Meet the Community Support Service Manager
In an interview with the Headway Essex Community Support Service Manager, Angie O’Toole, find out exactly what Community Support do and how they help people with acquired brain injury throughout Essex.
Could you tell us about your role?
I am the Community Support Manager here at Headway Essex, which means I manage the charity’s community support function; a team of two community support workers and an office based first line support worker.
How would you describe community support?
Community support reaches out to those people in the community living with an acquired brain injury who ordinarily might not be aware such support exists. As a team, we empower those living with the effects of brain injury to become more independent.
What is a typical month like in community support?
At any given time, we’ll be supporting around 300 active clients; those who attend groups, people requiring one-to-one support and those who need to us to reach out to them regularly.
It’s always busy in community support. In the past four weeks alone, we’ve held 41 individual appointments, attended outreach sessions with various hospitals, held 8 support groups, and taken hundreds of calls. We’ve also squeezed in a car boot to raise crucial funds!
What are the common misconceptions about acquired brain injury?

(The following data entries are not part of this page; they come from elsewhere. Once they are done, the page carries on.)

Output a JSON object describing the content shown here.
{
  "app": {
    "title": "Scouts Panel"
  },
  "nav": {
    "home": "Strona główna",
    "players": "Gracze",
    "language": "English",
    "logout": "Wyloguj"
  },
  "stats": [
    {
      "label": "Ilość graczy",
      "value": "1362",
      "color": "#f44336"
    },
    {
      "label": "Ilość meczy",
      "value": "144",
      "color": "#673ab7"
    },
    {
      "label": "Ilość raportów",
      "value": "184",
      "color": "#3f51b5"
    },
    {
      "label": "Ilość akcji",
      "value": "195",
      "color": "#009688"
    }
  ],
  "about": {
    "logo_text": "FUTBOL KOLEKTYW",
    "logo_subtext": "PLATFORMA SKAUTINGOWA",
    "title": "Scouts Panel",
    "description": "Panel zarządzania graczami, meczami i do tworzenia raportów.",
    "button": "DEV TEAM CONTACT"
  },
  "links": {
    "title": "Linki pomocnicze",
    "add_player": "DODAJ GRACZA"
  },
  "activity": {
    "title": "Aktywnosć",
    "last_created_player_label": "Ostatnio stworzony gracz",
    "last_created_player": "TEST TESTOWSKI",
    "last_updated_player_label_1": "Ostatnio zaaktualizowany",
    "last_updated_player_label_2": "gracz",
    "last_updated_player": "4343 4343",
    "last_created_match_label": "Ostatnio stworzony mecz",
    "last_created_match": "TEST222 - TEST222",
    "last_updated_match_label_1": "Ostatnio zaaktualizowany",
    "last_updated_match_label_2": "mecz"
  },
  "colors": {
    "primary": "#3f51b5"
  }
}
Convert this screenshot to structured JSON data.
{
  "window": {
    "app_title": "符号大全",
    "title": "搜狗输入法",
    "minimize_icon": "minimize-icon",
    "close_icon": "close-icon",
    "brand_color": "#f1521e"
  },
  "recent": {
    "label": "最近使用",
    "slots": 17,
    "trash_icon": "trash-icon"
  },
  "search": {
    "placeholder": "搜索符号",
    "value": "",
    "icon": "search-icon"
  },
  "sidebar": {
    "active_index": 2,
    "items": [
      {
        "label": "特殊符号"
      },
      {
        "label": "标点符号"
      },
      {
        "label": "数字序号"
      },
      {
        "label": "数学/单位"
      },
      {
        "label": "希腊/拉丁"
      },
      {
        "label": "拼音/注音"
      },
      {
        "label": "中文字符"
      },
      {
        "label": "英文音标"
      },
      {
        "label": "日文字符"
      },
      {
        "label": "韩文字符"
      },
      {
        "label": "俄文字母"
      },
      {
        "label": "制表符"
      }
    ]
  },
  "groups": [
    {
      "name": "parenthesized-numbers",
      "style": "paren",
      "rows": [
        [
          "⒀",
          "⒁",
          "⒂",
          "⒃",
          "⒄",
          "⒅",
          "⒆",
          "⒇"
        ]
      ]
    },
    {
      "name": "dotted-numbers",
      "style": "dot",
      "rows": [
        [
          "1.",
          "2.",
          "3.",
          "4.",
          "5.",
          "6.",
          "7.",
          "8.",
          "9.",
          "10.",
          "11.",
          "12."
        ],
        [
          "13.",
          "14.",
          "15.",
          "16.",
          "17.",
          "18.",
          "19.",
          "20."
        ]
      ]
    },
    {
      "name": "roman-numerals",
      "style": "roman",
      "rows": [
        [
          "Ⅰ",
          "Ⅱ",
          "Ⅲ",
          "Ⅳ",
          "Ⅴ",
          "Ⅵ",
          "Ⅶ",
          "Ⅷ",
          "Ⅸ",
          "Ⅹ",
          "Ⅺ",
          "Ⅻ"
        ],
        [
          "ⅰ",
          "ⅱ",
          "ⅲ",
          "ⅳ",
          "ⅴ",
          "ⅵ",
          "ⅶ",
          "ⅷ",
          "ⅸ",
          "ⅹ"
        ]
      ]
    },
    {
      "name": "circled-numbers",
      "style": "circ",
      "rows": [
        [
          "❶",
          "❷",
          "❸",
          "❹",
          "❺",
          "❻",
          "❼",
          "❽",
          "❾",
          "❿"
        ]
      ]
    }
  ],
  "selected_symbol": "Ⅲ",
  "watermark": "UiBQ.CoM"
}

People can confuse acquired brain injury with learning disability. It’s almost as if the ‘acquired’ element is not recognised. The other frustrating comment our clients hear, often by people meaning well, is “you look great, you must be back to normal now”, or words to that affect. This can be really frustrating. Because somebody looks well on the outside certainly doesn’t mean they are ok.
How does the team help clients overcome hurdles?
The biggest hurdle for clients, apart from the physical side, is gaining acceptance of the new them, which can take a long time for some people to reach. But, we can be there every step of the way. We take a very practical approach and focus on the realistic progression someone can make.
The support groups we run are brilliant. They connect likeminded people who are in similar situations to themselves and offer much needed peer support.
For carers, the challenges are very different. They quite often feel exhausted by the emotional strain of caring for somebody and may struggle with coming to terms with how a brain injury has changed a loved one. This is why we have carer only support groups in addition to our regular support groups; it’s a place where they can share their thoughts in a safe and non-judgemental environment.
What are the rewards of working in community support?
There are so many rewards. I can think of a really nice example recently, where as a team, we’ve been helping a client whose wellbeing is being negatively affected simply because they are unable to safely leave the confines of their home.
Our client is reliant on a wheelchair for mobility purposes, however they are unable to access the outside of their property due to being unable to open or close the external doors.
Community Support contacted Remap who are able to custom-make equipment to help disabled people live more independently, they are now going to make a device that will allow the client to access the rear door.
Community Support also contacted the Council regarding a disabilities grant which has now been authorised and work can now begin on replacing the front door for an electronic one, once this work is completed this will quite literally be life-changing for our client, and that makes us really proud.